Commercial Real Estate Tech Blog Winner: The CRE App Review

Commercial real estate professionals have a reputation of being slow to adopt new technology. A few tech blogs focused on the commercial real estate industry are aiming to change that reputation.

The CRE App Review was selected as members’ favorite. “I love it,” says Jennifer L. Gray, CCIM, senior vice president of Bradford Commercial Real Estate Services in Southlake, Texas. “Technology is moving so fast. It’s great to have a resource like The CRE App Review.”

The blog focuses primarily on apps but also covers mapping, contact management, and marketing. Respondents also mentioned CREvation and Startups (patrick and CREoutsider as useful blogs for tech-related commercial real estate information.

Productivity App Winner: Dropbox

With hundreds of thousands of apps to choose from, picking one as a favorite can be daunting. So members didn’t pick just one.

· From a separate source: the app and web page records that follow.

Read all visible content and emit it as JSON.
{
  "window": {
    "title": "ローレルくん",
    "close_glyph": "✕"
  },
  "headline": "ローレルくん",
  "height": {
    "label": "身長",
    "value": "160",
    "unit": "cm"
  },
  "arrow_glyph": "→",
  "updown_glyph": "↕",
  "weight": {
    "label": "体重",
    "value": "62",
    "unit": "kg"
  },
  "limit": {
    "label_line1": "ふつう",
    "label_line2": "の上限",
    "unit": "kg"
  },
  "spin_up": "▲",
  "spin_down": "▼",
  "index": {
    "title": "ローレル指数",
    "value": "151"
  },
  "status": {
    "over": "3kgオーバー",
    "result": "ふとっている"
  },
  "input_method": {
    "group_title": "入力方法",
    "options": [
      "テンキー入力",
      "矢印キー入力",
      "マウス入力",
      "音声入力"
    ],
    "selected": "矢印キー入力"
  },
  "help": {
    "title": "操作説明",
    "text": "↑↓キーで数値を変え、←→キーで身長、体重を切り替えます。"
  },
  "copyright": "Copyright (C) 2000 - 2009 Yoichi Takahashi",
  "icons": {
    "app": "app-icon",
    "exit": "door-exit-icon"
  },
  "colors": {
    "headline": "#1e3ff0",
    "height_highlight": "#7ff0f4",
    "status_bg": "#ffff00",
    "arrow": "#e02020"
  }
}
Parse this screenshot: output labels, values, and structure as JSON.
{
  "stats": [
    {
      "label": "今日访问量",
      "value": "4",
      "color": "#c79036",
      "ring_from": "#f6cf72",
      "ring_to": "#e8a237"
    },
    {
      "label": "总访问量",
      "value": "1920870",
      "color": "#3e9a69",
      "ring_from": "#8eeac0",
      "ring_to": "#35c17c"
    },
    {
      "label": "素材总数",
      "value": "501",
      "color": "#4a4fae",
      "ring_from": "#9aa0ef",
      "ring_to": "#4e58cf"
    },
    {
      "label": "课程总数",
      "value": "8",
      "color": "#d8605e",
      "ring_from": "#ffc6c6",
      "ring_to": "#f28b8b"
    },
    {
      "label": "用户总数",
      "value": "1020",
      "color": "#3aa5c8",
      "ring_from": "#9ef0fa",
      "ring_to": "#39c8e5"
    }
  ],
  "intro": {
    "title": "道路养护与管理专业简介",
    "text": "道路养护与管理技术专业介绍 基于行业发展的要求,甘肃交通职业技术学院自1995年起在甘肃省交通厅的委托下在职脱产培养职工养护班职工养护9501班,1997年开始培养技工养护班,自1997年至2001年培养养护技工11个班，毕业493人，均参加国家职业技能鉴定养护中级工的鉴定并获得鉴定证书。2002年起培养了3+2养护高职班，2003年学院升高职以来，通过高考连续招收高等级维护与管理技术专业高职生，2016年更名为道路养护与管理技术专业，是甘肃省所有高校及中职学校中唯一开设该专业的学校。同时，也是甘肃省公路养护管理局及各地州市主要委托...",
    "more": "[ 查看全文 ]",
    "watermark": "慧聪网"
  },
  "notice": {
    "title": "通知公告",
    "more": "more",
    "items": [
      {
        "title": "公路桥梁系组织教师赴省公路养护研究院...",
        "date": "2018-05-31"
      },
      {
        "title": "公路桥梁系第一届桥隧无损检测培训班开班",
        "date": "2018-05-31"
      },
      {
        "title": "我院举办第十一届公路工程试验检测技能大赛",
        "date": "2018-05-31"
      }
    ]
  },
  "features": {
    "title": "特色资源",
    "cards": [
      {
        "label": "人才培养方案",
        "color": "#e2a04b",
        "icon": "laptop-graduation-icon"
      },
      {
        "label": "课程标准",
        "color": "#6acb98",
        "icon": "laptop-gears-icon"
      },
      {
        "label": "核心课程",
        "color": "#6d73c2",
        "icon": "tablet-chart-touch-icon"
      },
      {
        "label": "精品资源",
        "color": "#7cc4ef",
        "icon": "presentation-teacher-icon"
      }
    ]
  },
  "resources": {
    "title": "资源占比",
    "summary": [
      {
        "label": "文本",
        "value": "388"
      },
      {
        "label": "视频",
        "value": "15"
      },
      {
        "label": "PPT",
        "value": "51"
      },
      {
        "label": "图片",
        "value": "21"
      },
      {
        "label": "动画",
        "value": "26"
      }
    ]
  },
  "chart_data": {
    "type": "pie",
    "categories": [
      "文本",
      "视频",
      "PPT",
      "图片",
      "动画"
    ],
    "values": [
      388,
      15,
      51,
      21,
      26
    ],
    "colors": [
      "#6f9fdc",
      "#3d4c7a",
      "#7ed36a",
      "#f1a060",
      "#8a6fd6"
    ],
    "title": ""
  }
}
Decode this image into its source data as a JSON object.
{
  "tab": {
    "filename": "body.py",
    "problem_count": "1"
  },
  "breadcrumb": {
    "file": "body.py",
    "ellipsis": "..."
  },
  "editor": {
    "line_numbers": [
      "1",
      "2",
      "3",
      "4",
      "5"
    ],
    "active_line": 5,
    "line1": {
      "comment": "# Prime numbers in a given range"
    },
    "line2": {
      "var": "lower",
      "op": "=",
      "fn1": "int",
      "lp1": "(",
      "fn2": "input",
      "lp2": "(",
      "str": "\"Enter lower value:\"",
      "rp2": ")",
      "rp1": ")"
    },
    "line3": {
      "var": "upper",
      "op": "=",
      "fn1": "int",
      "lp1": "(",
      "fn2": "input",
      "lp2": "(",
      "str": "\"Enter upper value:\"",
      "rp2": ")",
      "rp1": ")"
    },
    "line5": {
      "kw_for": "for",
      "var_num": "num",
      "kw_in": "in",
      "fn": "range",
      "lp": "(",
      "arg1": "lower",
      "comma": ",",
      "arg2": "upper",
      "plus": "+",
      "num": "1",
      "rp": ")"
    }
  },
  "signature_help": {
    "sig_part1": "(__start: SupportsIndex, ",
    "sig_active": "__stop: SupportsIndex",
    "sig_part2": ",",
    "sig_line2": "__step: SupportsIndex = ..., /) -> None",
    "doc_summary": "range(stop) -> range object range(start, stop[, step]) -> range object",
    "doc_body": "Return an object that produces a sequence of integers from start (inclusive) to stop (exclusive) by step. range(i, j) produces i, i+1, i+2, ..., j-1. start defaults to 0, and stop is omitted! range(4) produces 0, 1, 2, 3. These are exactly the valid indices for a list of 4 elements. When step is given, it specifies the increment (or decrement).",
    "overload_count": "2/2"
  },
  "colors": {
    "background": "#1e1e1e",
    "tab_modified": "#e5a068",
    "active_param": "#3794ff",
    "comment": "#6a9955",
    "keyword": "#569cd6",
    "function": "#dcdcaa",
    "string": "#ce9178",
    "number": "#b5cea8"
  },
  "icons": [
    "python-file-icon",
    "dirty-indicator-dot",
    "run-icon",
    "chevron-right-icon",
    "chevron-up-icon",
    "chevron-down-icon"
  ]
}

The majority selected Dropbox, the cloud-based file-storage app, as their favorite and then also wrote in a second app.

The free version of Dropbox includes 2 GB of storage and gives users access to files synced on their desktop computers, laptops, and other devices. “It makes bringing paper with you obsolete,” says Harold S. Alpert, CCIM, broker associate at Alpert Commercial Real Estate in Vacaville, Calif.

Dropbox is useful for viewing files, but it doesn’t allow for editing or creating files. Evernote, which ranked second in the survey, fills that gap by giving users a simplified word processing app to capture ideas or reminders while in the field. GoodReader, another popular productivity app among members, costs $4.99 and provides more annotation features across more document types than Evernote.

Property Listing App Winner: LoopNet

“Both are really good,” says Bruce R. Isaac, CCIM, senior vice president of NAI Isaac Commercial Properties in Lexington, Ky., referring to LoopNet and CoStarGo.

CCIM members chose LoopNet as their favorite listing app but saw it as a complementary tool to second-place CoStarGo. Both apps are free to download and have additional features for paid subscribers. LoopNet is available on the iPhone, iPad, and Android devices, and CoStarGo is only available on the iPad.

“One may have information that the other one doesn’t,” Isaac says. He uses LoopNet for leasing information and turns to CoStarGo for analytics. “The longer the apps are out there the more complete and accurate the information will become,” he adds.

The listing search on both apps is nearly identical. Using the mobile device’s GPS feature, CoStarGo and LoopNet allow users to run proximity searches, or users can enter address information to find listings near a specific location. Results are filtered by property attributes such as by price, size, and property type.

Appreciation for the Basics

While advances in mobile technology attract the most attention, CCIM members are pragmatic about their use of technology. When asked about the most valuable tech tool for their businesses, several respondents said it was a browser, laptop, or search engine.

“Without question my browser is my favorite piece of technology,” says Bruce Meringolo of Newmark Associates in Cedar Knolls, N.J. “It provides access to information that has made the job significantly easier and faster to perform. I can’t imagine working in this profession without it!”

Dennis LaMantia is interactive marketing manager of the CCIM Institute. Scott Lavick, senior business analyst of the CCIM Institute, provided data analysis.


Redefining Location

Spring 2022

The driverless vehicle and rise of remote work are two potential catalysts for significant changes to the valuation process.

Read More

The How and Where of Climate Risk

Spring 2022

Location intelligence from Esri can prepare the commercial real estate industry for approaching environmental changes.

Read More

Proptech's Golden Age

Spring 2022

By leveraging proptech to meet the challenges of COVID-19, commercial real estate hopes to ready itself for the future.

Read More

Tech's Boost to CRE Sustainability

Fall 2021

Luminaries in commercial real estate discuss sustainability and how to galvanize the industry to address climate risk.

Read More